§ **Work to be completed**
Nothing in the records may be altered; repeat them exactly.

[Dataset rows for apps and sites]
----------------
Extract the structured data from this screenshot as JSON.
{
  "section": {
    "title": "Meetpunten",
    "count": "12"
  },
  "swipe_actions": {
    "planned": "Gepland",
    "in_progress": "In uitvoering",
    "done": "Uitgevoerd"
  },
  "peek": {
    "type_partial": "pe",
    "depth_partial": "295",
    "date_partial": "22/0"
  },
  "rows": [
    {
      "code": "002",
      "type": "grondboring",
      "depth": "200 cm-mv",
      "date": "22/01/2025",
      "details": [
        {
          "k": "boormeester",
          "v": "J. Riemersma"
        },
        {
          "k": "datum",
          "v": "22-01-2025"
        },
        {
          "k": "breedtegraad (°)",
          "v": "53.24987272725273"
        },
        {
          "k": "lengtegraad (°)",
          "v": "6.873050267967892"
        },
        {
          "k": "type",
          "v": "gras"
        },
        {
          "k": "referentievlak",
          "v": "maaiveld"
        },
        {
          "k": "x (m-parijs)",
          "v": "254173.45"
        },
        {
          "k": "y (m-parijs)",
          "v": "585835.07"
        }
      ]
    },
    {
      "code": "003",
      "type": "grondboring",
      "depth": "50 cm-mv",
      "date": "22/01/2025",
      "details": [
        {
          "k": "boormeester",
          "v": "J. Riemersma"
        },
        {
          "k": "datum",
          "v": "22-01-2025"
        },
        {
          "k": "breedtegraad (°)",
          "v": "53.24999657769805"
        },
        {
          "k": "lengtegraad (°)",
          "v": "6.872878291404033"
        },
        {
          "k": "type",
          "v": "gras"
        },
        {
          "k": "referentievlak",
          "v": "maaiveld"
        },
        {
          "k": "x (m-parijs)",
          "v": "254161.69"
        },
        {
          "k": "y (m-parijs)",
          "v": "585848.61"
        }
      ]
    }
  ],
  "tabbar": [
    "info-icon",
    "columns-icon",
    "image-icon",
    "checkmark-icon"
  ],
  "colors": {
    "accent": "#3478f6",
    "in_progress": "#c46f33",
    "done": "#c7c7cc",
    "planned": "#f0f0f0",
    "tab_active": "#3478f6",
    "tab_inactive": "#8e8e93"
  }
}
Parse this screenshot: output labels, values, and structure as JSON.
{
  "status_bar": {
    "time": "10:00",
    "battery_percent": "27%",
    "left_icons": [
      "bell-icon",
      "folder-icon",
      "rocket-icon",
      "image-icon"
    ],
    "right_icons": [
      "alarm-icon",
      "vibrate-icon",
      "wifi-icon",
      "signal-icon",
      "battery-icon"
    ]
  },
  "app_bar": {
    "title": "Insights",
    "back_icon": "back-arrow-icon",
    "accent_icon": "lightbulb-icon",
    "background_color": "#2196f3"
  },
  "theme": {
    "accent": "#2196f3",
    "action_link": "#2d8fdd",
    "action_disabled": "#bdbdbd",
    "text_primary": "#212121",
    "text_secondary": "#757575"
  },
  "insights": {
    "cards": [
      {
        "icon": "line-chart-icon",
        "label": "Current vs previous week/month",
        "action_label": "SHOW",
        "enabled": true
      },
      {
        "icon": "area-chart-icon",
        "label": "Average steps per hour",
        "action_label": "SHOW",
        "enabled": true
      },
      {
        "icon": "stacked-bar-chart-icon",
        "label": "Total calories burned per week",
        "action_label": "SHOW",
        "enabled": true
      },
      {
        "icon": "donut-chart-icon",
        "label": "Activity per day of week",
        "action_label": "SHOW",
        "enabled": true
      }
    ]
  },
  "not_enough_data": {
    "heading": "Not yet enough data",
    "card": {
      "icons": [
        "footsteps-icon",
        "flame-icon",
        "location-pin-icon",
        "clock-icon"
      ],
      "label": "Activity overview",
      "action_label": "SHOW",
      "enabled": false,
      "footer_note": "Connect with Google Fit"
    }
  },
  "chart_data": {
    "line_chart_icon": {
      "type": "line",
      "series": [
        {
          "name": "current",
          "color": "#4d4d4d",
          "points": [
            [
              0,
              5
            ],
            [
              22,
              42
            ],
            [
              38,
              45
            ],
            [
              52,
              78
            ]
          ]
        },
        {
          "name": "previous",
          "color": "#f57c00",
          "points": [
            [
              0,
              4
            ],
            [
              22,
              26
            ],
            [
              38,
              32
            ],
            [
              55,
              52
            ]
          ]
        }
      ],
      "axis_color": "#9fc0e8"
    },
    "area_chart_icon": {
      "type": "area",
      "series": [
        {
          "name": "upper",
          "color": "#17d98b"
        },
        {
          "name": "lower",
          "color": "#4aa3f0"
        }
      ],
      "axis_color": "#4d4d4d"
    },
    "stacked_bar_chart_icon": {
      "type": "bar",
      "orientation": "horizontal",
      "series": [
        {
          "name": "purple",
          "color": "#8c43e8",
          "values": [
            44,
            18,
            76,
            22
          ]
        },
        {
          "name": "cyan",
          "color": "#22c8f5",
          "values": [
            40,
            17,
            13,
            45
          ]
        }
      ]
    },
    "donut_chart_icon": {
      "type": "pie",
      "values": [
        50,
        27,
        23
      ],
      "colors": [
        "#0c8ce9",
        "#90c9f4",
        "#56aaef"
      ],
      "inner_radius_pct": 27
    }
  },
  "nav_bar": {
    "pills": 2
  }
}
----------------
§ **Exercise result**
Extract the structured data from this screenshot as JSON.
{
  "section": {
    "title": "Meetpunten",
    "count": "12"
  },
  "swipe_actions": {
    "planned": "Gepland",
    "in_progress": "In uitvoering",
    "done": "Uitgevoerd"
  },
  "peek": {
    "type_partial": "pe",
    "depth_partial": "295",
    "date_partial": "22/0"
  },
  "rows": [
    {
      "code": "002",
      "type": "grondboring",
      "depth": "200 cm-mv",
      "date": "22/01/2025",
      "details": [
        {
          "k": "boormeester",
          "v": "J. Riemersma"
        },
        {
          "k": "datum",
          "v": "22-01-2025"
        },
        {
          "k": "breedtegraad (°)",
          "v": "53.24987272725273"
        },
        {
          "k": "lengtegraad (°)",
          "v": "6.873050267967892"
        },
        {
          "k": "type",
          "v": "gras"
        },
        {
          "k": "referentievlak",
          "v": "maaiveld"
        },
        {
          "k": "x (m-parijs)",
          "v": "254173.45"
        },
        {
          "k": "y (m-parijs)",
          "v": "585835.07"
        }
      ]
    },
    {
      "code": "003",
      "type": "grondboring",
      "depth": "50 cm-mv",
      "date": "22/01/2025",
      "details": [
        {
          "k": "boormeester",
          "v": "J. Riemersma"
        },
        {
          "k": "datum",
          "v": "22-01-2025"
        },
        {
          "k": "breedtegraad (°)",
          "v": "53.24999657769805"
        },
        {
          "k": "lengtegraad (°)",
          "v": "6.872878291404033"
        },
        {
          "k": "type",
          "v": "gras"
        },
        {
          "k": "referentievlak",
          "v": "maaiveld"
        },
        {
          "k": "x (m-parijs)",
          "v": "254161.69"
        },
        {
          "k": "y (m-parijs)",
          "v": "585848.61"
        }
      ]
    }
  ],
  "tabbar": [
    "info-icon",
    "columns-icon",
    "image-icon",
    "checkmark-icon"
  ],
  "colors": {
    "accent": "#3478f6",
    "in_progress": "#c46f33",
    "done": "#c7c7cc",
    "planned": "#f0f0f0",
    "tab_active": "#3478f6",
    "tab_inactive": "#8e8e93"
  }
}
Parse this screenshot: output labels, values, and structure as JSON.
{
  "status_bar": {
    "time": "10:00",
    "battery_percent": "27%",
    "left_icons": [
      "bell-icon",
      "folder-icon",
      "rocket-icon",
      "image-icon"
    ],
    "right_icons": [
      "alarm-icon",
      "vibrate-icon",
      "wifi-icon",
      "signal-icon",
      "battery-icon"
    ]
  },
  "app_bar": {
    "title": "Insights",
    "back_icon": "back-arrow-icon",
    "accent_icon": "lightbulb-icon",
    "background_color": "#2196f3"
  },
  "theme": {
    "accent": "#2196f3",
    "action_link": "#2d8fdd",
    "action_disabled": "#bdbdbd",
    "text_primary": "#212121",
    "text_secondary": "#757575"
  },
  "insights": {
    "cards": [
      {
        "icon": "line-chart-icon",
        "label": "Current vs previous week/month",
        "action_label": "SHOW",
        "enabled": true
      },
      {
        "icon": "area-chart-icon",
        "label": "Average steps per hour",
        "action_label": "SHOW",
        "enabled": true
      },
      {
        "icon": "stacked-bar-chart-icon",
        "label": "Total calories burned per week",
        "action_label": "SHOW",
        "enabled": true
      },
      {
        "icon": "donut-chart-icon",
        "label": "Activity per day of week",
        "action_label": "SHOW",
        "enabled": true
      }
    ]
  },
  "not_enough_data": {
    "heading": "Not yet enough data",
    "card": {
      "icons": [
        "footsteps-icon",
        "flame-icon",
        "location-pin-icon",
        "clock-icon"
      ],
      "label": "Activity overview",
      "action_label": "SHOW",
      "enabled": false,
      "footer_note": "Connect with Google Fit"
    }
  },
  "chart_data": {
    "line_chart_icon": {
      "type": "line",
      "series": [
        {
          "name": "current",
          "color": "#4d4d4d",
          "points": [
            [
              0,
              5
            ],
            [
              22,
              42
            ],
            [
              38,
              45
            ],
            [
              52,
              78
            ]
          ]
        },
        {
          "name": "previous",
          "color": "#f57c00",
          "points": [
            [
              0,
              4
            ],
            [
              22,
              26
            ],
            [
              38,
              32
            ],
            [
              55,
              52
            ]
          ]
        }
      ],
      "axis_color": "#9fc0e8"
    },
    "area_chart_icon": {
      "type": "area",
      "series": [
        {
          "name": "upper",
          "color": "#17d98b"
        },
        {
          "name": "lower",
          "color": "#4aa3f0"
        }
      ],
      "axis_color": "#4d4d4d"
    },
    "stacked_bar_chart_icon": {
      "type": "bar",
      "orientation": "horizontal",
      "series": [
        {
          "name": "purple",
          "color": "#8c43e8",
          "values": [
            44,
            18,
            76,
            22
          ]
        },
        {
          "name": "cyan",
          "color": "#22c8f5",
          "values": [
            40,
            17,
            13,
            45
          ]
        }
      ]
    },
    "donut_chart_icon": {
      "type": "pie",
      "values": [
        50,
        27,
        23
      ],
      "colors": [
        "#0c8ce9",
        "#90c9f4",
        "#56aaef"
      ],
      "inner_radius_pct": 27
    }
  },
  "nav_bar": {
    "pills": 2
  }
}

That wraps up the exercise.